Like so many of my posts, I will begin with an apology for not writing sooner, but since the last post I´ve been busy rotating between nonstop work and debilitating skin infections and haven´t found the time to keep my faithful followers updated.
Short versions, we finished the aqueduct, distributed household water filters, and trained community members to maintain and operate a gravity fed water system. With the dry season at hand, community members now have hope that they won´t pass another day without water. In addition, we were able to build 9 composting latrines, and teach community members a safe and effective way of waste disposal.
As you can imagine, there´s a lot more to the story than that.
As published earlier, we first had to install a 10,000 Liter tank on the top of a hill overlooking the community.
The next task was to build hundred meter bridge crossing the river to bring the water to the community. This is a fairly simple design, basically a steel cable with a 2" PVC pipe connected to it stretched across the river... however with limited resources as far as excavation equipment and power tools, we were left to work with a combination of good ole fashioned know-how and elbow grease.
We then distributed household water filters for all that participated in the project, through this project, we were able to provide safe drinking water for an entire community, improving the quality of life, and diminishing the water borne illness that affect community members.
In addition, we held a seminar to teach community members new techniques to safe composting latrines. Those who participated, were given materials to construct their own latrine. In total we constructed 9 composting latrines. Previously, I´d helped other volunteers build similar latrines in other communities, and materials costs were $400 per latrine. By working with locals to develop new building techniques, we were able to get the material cost down to $130 per latrine, making this project truly sustainable long term, as many community members who didn´t participate in the project have approached me later about how much cement is required with the intention of building a composting latrine, but with their own resources.
That´s the cut and dry version of the last few months, as you can imagine, it´s been an incredible learning experience. When I initially was talking about joining Peace Corps, I talked with former volunteers, and everyone said it was a life changing experience. At the time I didn´t really know what that meant, and after 3 years I still don´t, but I know it´s true. I feel like I´m the same person, I´m still me... but the opportunities I have, my priorities, my dreams aren´t what they were 3 years ago.

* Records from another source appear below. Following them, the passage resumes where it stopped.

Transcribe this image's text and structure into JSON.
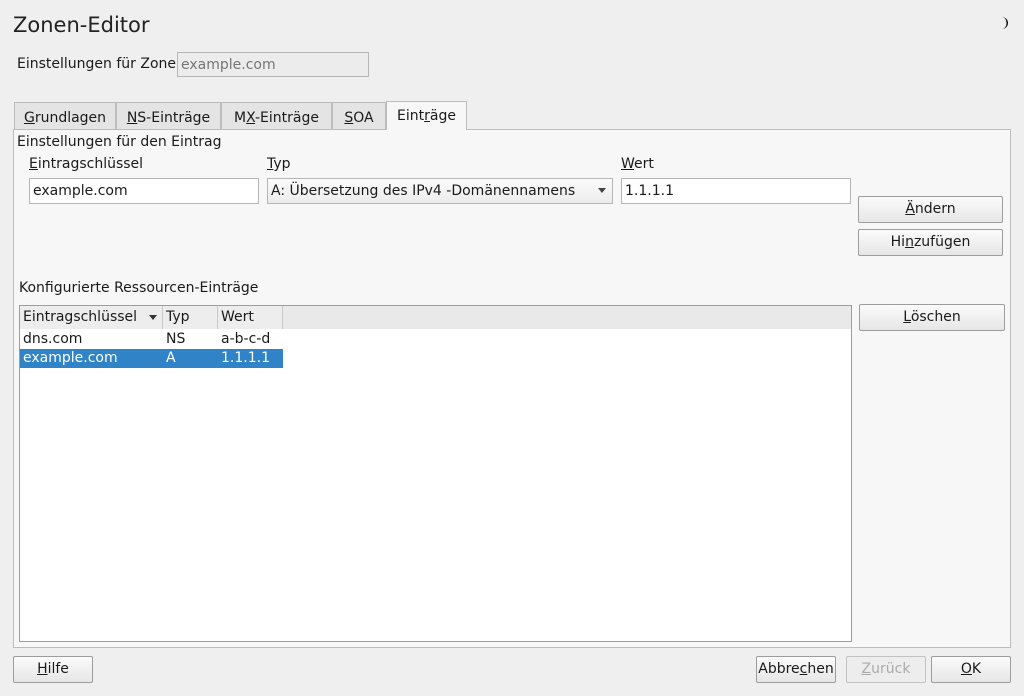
{
  "window": {
    "title": "Zonen-Editor"
  },
  "zone": {
    "label": "Einstellungen für Zone",
    "placeholder": "example.com"
  },
  "tabs": [
    {
      "pre": "",
      "u": "G",
      "post": "rundlagen"
    },
    {
      "pre": "",
      "u": "N",
      "post": "S-Einträge"
    },
    {
      "pre": "M",
      "u": "X",
      "post": "-Einträge"
    },
    {
      "pre": "",
      "u": "S",
      "post": "OA"
    },
    {
      "pre": "Eint",
      "u": "r",
      "post": "äge"
    }
  ],
  "entry": {
    "group_label": "Einstellungen für den Eintrag",
    "key_label": {
      "u": "E",
      "post": "intragschlüssel"
    },
    "key_value": "example.com",
    "type_label": {
      "u": "T",
      "post": "yp"
    },
    "type_value": "A: Übersetzung des IPv4 -Domänennamens",
    "value_label": {
      "u": "W",
      "post": "ert"
    },
    "value_value": "1.1.1.1"
  },
  "buttons": {
    "change": {
      "u": "Ä",
      "post": "ndern"
    },
    "add": {
      "pre": "Hi",
      "u": "n",
      "post": "zufügen"
    },
    "delete": {
      "u": "L",
      "post": "öschen"
    },
    "help": {
      "u": "H",
      "post": "ilfe"
    },
    "cancel": {
      "pre": "Abbre",
      "u": "c",
      "post": "hen"
    },
    "back": {
      "u": "Z",
      "post": "urück"
    },
    "ok": {
      "u": "O",
      "post": "K"
    }
  },
  "records": {
    "label": "Konfigurierte Ressourcen-Einträge",
    "columns": [
      "Eintragschlüssel",
      "Typ",
      "Wert"
    ],
    "rows": [
      {
        "key": "dns.com",
        "type": "NS",
        "value": "a-b-c-d"
      },
      {
        "key": "example.com",
        "type": "A",
        "value": "1.1.1.1"
      }
    ]
  },
  "colors": {
    "selection": "#2f83c6",
    "background": "#efefef"
  }
}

Another cliche I often heard from former volunteers is that they got so much more than they could possibly give, which just doesn´t make sense on paper. In my case, I gave three years of my life I lived in poverty, and was able to get funding for an aqueduct and latrines to drastically improve the health and well being of this community, I was free labor for anyone building a house, I taught english in the school, taught woodworking methods to help people earn more income, I was constant entertainment and I still feel like I came up short. I still feel like I owe something to these people. I arrived in this small village were I had no family, didn´t know anyone, and complete strangers who had no obligations to help me, gave me food, friendship, and and place I can truly call my home. I can´t count the number of times someone went out of their way to feed me, even when they didn´t know where their next meal was coming from. Daily, people took time out of their day to visit me, to make sure I wasn´t lonely, not to mention all the ¨gifts¨given to me, with no expectations of something in return. I leave feeling like I got out so much more than I could possibly give, and the funny thing is, the community members felt the same... not all of them, but several people acknowledged this in my going away party. The strange part is, the people who gave me the most, are the one´s who felt like they got the most out of my time there. The lumber workers, who donated weeks their time to build my house, and helped me any time I needed a hand, women who called me over every time it was time to eat, the friends who gave me gifts, necklaces, bracelets, animal remains, were the people most emotional at my going away party, and were most expressive of how much they felt like I´d given them. Those that enjoyed all the benefits of my time there, and never sacrificed anything to have me in the community still think of me as a glorified tourist. This makes me think that there must be something to this all. The act of giving, or sacrificing for something, makes you appreciate of value that thing so much more.
That´s one of many lessons I take with me as I leave, that if I really want to get something out of my relationships, my work, my faith, my life, I need to give. Because in life, as in Peace Corps, the more you give, the more you get.